+ Tools for Partners To support program development and staff www.NCcommunityAIDSfund.org/positivecharge.php Outreach Self Care
+ Successes n Since enrollment began in last 2010, over 100 clients have entered the project, an additional 40+ people have received PCI services, dozens have received HIV testing, and hundreds have received HIV education. n Preliminary data show an increase in the mean CD4 count and decrease in viral load in six months of clients’ active enrollment in the program. n Additionally, the percent of clients with an undetectable viral load has grown, based on preliminary data. n A skills-based curriculum was developed to prepare Access Coordinators to fill these newly created positions. n We have seen improved referrals systems for HIV care and support and reduced no-shows at medical clinics.
+ Successes n Access Coordinators have conducted HIV education and prevention outreach at public housing complexes, community colleges, churches, and colleges, and have hosted community HIV testing events. n New partners in HIV prevention and education have been identified in the three regions. n Strong integration of the Access Coordinators onto the staff has increased capacity of agencies and allowed new services to added. n Private funding has provided the flexibility needed to serve clients across county lines, regardless of their current engagement in HIV medical care, and to have a single position provide a continuum of services from education and prevention to supportive care.

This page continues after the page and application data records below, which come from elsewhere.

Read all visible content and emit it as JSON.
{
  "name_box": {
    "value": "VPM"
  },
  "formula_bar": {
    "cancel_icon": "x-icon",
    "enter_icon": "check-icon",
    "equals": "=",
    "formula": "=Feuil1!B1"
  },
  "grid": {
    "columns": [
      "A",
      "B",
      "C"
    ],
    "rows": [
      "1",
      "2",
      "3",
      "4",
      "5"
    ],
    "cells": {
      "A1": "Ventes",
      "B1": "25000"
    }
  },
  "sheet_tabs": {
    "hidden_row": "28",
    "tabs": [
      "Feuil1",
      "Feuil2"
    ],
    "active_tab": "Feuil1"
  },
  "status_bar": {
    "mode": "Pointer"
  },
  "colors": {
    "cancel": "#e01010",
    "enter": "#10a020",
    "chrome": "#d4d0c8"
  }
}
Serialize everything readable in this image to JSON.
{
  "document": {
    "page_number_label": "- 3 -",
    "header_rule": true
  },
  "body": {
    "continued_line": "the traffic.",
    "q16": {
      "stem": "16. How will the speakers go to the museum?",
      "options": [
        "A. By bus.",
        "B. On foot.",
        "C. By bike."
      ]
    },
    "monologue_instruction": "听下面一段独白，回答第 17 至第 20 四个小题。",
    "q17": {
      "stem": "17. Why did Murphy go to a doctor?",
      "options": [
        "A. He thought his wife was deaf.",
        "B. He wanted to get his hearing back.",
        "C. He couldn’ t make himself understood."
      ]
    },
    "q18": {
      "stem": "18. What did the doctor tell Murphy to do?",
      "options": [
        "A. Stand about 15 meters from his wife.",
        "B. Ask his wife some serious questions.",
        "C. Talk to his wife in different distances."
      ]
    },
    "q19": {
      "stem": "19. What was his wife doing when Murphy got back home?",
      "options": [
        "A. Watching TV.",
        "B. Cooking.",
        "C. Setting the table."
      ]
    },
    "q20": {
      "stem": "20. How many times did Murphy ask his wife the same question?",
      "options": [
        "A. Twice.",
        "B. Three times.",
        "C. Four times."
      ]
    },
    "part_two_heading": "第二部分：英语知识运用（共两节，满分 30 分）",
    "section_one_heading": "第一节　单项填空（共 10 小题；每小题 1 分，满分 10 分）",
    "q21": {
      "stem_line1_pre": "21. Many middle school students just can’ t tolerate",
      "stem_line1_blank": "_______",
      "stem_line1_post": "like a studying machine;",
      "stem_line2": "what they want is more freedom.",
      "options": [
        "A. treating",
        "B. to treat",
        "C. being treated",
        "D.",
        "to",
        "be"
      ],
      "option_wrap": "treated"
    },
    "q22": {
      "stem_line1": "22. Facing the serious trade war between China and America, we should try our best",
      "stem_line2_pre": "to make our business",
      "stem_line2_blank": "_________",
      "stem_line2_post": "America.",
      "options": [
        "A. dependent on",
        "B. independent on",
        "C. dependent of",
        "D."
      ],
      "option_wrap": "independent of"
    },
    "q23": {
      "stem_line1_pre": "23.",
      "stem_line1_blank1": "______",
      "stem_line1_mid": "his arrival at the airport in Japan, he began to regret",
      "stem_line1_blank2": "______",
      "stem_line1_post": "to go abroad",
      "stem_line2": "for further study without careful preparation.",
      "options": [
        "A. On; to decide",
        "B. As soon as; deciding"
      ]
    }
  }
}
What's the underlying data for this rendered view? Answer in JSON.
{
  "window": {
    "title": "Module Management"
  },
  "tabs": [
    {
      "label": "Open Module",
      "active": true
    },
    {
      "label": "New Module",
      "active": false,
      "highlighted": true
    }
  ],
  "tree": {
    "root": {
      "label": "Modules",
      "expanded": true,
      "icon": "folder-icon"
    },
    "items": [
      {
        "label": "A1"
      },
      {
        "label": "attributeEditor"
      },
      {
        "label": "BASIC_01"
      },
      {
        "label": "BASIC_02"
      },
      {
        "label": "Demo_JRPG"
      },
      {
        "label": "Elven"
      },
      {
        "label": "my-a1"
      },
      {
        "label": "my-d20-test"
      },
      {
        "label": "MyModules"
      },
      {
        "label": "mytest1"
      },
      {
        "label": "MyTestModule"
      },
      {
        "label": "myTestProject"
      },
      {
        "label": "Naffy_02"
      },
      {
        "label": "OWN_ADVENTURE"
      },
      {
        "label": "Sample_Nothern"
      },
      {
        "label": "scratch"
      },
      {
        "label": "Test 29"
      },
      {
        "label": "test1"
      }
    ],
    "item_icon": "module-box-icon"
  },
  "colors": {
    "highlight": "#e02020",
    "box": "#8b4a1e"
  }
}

+ Lessons learned n Training is important. Challenge: Access Coordinators that don’t receive the initial training have been at a significant disadvantage in their position, however logistics and expenses prevent hosting it for each new person. The 3- day Access Coordinator curriculum is being broken down into individual learning modules for new staff members. n Street and community outreach is difficult. Challenge: people have been out of care for a reason, finding then in the broader community is extremely time consuming, leading us to focus more on those who are new to care and tenuously in care. n Basic HIV education is still needed. Challenge: Access Coordinators have been faced by significant deficits in general HIV knowledge, as a result they have been doing more HIV education than anticipated.
+ Lessons learned n Transportation costs remain a barrier. Challenge: the amount of travel for outreach, connecting clients to care, and individual clients’ transportation remain high in spite of PCI funding for transportation, a mobile medical unit in the northeast, and public transportation in Charlotte. n Access Coordinators need to be fully integrated in the agency. Challenge: Access Coordinators that are not validated as full staff members have not be as successful in reaching their enrollment numbers, conducting outreach work, and have lower job satisfaction. Some factors that contribute to the success of the program have included providing Access Coordinators adequate work space and tools, introductions to the staff and clear distinct job roles, support from the leadership, incorporating PCI into the referral system, and assuring Access Coordinators participate in agency meetings and trainings.
+ NC Positive Charge Initiative is a project of the North Carolina Community AIDS Fund 2812 Erwin Road, Suite 403 Durham, NC 27705 919.613.5431 www.NCcommunityAIDSfund.org